Mumbai: A peek into Maharashtra's 700-year-old folk theatre of tamasha and lavni dance form reveals that it is still an uphill struggle for survival of its artistes committed to amusing the masses in the remote villages and towns of this state and standing up to the invasion of "filmi" entertainment.
Marathi films have shown the glamorous side of this art, which has often lost its grace and sensuality by eroticism through the ages.
The Maharashtra Government has at times pitched in to support the artistes through grants and pension.
And educated lavni artistes such as Surekha Punekar and Rajashree Nagarkar are setting up schools to train a new class of young women to revive lavni and give it a fresh lease of life.
However, for the dozens of troupes and their families constantly on the move, life for the tamasha and lavni artistes is as poor as the rural masses they cater to, says Shirish Shete, a photo-journalist working with the Press Trust of India.
His book, Dancing Maidens, is a nine-year-old personal journey of photographing and documenting tamasha - learning about the art form passed down for generations and capturing the magical beauty of these artistes as well as the tough grind of their unseen life.
His coffee table collection in English, the first of its kind, is a visual tribute to these women and men. As much as he was mesmerised by these folk artistes, he was equally moved by their lifestyle.
The worst sufferers of these wandering troupes are their children, he says. From the stage of infancy when nursing mothers have to disengage their babies to take to the stage and not providing formal education during their childhood, it is not surprising that at a tender age boys start playing the musical instruments and the girls put on "ghungroos" or ankle bells to learn to dance.
Their childhood is also wrought with sickness since their parents are ignorant of vaccination and baby care. Stomach ailments are common since clean drinking water is a luxury.
"Tukaram Khedkar, a renowned tamasha artiste lost his life due to lack of medical treatment on time," writes Shete. Despite suffering from dysentery, he kept on playing his role of Shivaji Maharaj in Raigadchi Rani in a small village of Bokta in Nashik district. By the time he was taken to Pune, on doctor's advice, he died on the way.
Excessive dancing for survival, cheap cosmetics and the heavy "ghungroos" weighing 10-15 kg can further ruin their health. Moreover, accidents, floods, electrocution and fire can destroy their tents and their livelihood. Yet, these tamasha performers have kept alive their art for centuries, as can be seen at the annual fair in Narayangaon which draws tamasha troupes from all over to offer prayers to a local deity as well to strike business deals.
Or at the pilgrim centres in Alandi and Pandharpur where Shete had a field day photographing artistes performing into the night.
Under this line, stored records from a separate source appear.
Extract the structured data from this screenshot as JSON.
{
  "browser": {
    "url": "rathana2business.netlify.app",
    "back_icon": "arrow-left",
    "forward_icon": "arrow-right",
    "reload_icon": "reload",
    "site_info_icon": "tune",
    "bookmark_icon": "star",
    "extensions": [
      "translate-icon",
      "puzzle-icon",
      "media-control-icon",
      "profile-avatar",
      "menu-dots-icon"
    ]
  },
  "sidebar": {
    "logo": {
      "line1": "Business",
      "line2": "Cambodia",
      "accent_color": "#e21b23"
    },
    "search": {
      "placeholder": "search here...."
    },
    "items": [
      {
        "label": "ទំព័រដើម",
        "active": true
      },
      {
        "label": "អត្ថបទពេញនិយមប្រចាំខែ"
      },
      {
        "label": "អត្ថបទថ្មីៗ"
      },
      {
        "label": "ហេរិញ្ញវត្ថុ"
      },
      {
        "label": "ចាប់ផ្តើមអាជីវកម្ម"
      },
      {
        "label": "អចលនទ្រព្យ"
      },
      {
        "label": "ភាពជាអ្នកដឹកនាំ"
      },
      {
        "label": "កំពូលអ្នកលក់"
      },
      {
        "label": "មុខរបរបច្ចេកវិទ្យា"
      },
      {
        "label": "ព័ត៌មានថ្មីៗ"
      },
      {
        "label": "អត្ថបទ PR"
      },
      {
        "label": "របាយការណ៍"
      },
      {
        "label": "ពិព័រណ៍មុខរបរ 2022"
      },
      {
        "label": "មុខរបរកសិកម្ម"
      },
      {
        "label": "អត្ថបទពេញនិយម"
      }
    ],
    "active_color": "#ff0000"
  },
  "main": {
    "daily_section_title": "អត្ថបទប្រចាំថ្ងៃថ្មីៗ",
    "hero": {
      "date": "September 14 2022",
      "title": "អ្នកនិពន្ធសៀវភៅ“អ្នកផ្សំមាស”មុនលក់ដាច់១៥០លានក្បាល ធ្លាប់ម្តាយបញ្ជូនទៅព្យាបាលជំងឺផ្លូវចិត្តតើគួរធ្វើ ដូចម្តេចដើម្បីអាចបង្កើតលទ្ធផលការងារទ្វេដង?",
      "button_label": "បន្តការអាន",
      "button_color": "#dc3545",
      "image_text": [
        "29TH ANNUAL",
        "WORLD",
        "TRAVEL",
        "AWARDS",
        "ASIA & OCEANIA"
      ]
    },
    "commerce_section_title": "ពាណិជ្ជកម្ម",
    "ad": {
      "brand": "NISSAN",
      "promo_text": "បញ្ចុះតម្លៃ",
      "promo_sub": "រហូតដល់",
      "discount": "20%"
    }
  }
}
During his travels across Western Maharashtra to lavni theatres in Chauphula, Supe, Pune, Modnim in Pandharpur district and Narayangaon, at times with Professor Prakash Khandge, Lok Kala Academy, Mumbai University, they met prominent lavni artists.
"Lavni has both the joy of dancing and sorrow of not having enough connoisseurs to appreciate the effort," says Khandge.
"Nevertheless, the show goes on."